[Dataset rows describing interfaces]
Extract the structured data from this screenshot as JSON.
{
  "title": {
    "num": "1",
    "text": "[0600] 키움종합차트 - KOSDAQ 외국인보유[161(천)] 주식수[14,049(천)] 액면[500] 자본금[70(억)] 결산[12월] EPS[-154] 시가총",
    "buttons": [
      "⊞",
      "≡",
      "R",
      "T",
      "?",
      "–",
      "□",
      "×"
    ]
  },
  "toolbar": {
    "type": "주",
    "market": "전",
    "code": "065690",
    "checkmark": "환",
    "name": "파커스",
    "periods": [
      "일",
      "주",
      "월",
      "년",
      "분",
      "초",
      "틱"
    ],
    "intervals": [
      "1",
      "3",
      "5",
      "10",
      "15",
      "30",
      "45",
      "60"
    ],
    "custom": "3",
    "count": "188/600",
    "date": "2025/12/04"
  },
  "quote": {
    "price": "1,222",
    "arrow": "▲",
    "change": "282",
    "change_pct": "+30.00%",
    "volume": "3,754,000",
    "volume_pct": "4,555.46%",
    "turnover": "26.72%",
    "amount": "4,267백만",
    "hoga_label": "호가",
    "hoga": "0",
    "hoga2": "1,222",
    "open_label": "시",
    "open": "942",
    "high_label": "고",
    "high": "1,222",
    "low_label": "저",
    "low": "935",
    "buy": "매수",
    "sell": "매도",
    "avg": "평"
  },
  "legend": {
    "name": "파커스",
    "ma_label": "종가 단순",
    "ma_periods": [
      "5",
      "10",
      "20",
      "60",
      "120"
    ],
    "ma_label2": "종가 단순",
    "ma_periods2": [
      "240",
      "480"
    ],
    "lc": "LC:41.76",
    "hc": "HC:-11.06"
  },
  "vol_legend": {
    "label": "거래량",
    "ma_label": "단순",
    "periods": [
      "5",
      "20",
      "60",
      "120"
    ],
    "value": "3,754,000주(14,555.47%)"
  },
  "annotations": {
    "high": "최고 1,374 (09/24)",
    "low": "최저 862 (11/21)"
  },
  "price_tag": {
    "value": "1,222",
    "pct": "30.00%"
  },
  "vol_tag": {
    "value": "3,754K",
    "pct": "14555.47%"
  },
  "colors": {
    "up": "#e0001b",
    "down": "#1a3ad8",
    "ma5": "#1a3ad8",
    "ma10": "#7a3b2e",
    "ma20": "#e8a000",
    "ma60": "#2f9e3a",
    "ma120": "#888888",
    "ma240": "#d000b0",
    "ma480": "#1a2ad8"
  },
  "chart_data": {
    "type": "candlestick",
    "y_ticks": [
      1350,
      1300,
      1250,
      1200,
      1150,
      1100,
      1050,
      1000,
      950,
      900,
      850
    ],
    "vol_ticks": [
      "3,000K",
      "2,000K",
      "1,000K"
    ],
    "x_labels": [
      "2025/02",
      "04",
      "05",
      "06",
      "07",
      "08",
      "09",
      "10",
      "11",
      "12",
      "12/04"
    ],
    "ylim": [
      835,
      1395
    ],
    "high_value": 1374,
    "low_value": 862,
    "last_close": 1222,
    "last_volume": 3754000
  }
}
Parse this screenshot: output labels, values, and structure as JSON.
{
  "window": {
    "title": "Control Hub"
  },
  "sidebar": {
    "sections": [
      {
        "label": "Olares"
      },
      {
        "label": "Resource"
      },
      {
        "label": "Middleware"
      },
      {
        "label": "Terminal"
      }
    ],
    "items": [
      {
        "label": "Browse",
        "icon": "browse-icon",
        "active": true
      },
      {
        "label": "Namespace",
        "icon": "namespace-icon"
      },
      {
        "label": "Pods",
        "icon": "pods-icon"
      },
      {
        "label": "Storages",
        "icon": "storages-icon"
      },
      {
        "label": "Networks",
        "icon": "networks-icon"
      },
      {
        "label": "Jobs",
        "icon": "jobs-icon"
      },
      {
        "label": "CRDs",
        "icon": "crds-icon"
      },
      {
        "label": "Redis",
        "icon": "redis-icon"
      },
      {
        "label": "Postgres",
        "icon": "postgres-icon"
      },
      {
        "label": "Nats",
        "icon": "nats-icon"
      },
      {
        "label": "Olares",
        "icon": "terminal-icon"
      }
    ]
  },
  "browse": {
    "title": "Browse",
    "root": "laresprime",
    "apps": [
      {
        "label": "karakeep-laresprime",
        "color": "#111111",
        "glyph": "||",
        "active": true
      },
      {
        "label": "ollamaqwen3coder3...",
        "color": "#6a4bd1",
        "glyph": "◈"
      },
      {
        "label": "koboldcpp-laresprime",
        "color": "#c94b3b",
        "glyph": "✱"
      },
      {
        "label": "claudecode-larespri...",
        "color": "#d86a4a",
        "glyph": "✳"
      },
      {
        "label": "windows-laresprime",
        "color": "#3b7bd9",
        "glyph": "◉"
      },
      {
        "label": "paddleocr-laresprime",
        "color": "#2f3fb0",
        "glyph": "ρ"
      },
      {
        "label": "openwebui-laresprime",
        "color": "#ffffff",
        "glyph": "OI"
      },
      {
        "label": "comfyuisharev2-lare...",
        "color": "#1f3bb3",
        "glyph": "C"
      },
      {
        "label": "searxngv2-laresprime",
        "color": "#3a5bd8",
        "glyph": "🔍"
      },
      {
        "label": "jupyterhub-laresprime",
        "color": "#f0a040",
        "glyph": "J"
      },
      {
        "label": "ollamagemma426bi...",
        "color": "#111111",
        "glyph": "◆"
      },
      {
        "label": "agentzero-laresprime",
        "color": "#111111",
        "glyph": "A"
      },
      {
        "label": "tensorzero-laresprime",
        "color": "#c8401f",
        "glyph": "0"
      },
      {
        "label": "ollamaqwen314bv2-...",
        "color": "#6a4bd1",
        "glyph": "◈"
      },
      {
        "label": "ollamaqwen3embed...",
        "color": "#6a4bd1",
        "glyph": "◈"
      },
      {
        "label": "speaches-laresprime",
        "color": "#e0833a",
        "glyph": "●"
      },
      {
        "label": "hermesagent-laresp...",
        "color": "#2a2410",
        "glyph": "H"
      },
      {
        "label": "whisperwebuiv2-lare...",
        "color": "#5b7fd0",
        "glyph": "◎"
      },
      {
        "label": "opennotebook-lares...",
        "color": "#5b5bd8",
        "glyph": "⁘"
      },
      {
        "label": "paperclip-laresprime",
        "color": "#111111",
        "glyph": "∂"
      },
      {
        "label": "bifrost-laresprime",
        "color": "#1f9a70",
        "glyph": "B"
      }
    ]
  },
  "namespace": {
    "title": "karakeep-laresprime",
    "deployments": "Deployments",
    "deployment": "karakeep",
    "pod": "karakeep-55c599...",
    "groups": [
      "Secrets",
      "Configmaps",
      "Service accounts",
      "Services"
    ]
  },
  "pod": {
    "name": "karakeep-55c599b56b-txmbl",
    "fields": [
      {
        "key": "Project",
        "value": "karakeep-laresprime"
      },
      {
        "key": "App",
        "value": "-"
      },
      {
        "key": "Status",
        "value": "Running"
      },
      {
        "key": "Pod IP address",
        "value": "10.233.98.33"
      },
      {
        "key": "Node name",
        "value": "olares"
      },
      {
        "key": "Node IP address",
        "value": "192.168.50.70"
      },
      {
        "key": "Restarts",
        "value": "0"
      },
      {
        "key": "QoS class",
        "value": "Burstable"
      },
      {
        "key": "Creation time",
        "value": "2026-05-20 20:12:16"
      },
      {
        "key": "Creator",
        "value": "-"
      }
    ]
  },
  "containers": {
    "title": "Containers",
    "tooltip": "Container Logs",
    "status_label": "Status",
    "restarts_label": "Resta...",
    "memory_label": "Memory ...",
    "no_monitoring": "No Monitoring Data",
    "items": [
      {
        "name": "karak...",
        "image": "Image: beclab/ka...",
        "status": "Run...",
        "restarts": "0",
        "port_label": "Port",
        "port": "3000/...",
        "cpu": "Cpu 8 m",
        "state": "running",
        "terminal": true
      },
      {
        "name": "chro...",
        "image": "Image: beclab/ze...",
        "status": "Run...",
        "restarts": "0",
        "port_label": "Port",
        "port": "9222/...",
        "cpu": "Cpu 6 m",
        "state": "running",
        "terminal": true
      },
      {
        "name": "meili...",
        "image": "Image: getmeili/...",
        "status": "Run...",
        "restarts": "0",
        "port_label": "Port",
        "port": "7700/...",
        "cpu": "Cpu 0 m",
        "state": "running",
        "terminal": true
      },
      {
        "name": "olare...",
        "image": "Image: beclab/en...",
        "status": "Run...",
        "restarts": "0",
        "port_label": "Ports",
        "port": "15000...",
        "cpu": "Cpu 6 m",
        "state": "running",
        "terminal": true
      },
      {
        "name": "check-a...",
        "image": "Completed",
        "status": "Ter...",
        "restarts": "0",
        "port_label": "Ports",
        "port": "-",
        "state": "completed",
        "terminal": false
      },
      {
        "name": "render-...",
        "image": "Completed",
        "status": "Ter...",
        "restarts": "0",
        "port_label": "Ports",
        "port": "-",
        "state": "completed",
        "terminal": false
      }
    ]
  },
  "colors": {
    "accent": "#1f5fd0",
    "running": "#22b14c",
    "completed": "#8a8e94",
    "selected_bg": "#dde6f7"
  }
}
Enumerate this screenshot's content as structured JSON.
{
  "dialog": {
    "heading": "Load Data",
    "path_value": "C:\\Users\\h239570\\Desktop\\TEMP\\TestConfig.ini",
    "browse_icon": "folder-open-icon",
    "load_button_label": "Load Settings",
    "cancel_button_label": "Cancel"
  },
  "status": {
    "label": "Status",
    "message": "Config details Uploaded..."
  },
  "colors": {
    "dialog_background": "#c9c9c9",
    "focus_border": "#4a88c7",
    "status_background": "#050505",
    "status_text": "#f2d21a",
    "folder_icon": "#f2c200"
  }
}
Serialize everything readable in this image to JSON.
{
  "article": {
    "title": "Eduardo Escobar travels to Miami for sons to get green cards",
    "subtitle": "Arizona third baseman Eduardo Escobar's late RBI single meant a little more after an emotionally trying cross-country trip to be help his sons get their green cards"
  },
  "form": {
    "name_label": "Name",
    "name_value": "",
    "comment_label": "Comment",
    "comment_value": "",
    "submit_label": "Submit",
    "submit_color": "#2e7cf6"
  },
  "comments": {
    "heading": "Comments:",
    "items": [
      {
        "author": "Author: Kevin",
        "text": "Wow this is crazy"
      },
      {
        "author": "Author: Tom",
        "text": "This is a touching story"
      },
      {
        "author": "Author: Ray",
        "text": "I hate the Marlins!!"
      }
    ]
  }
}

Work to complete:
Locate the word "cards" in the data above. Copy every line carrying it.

Problem solution:
    "title": "Eduardo Escobar travels to Miami for sons to get green cards",
    "subtitle": "Arizona third baseman Eduardo Escobar's late RBI single meant a little more after an emotionally trying cross-country trip to be help his sons get their green cards"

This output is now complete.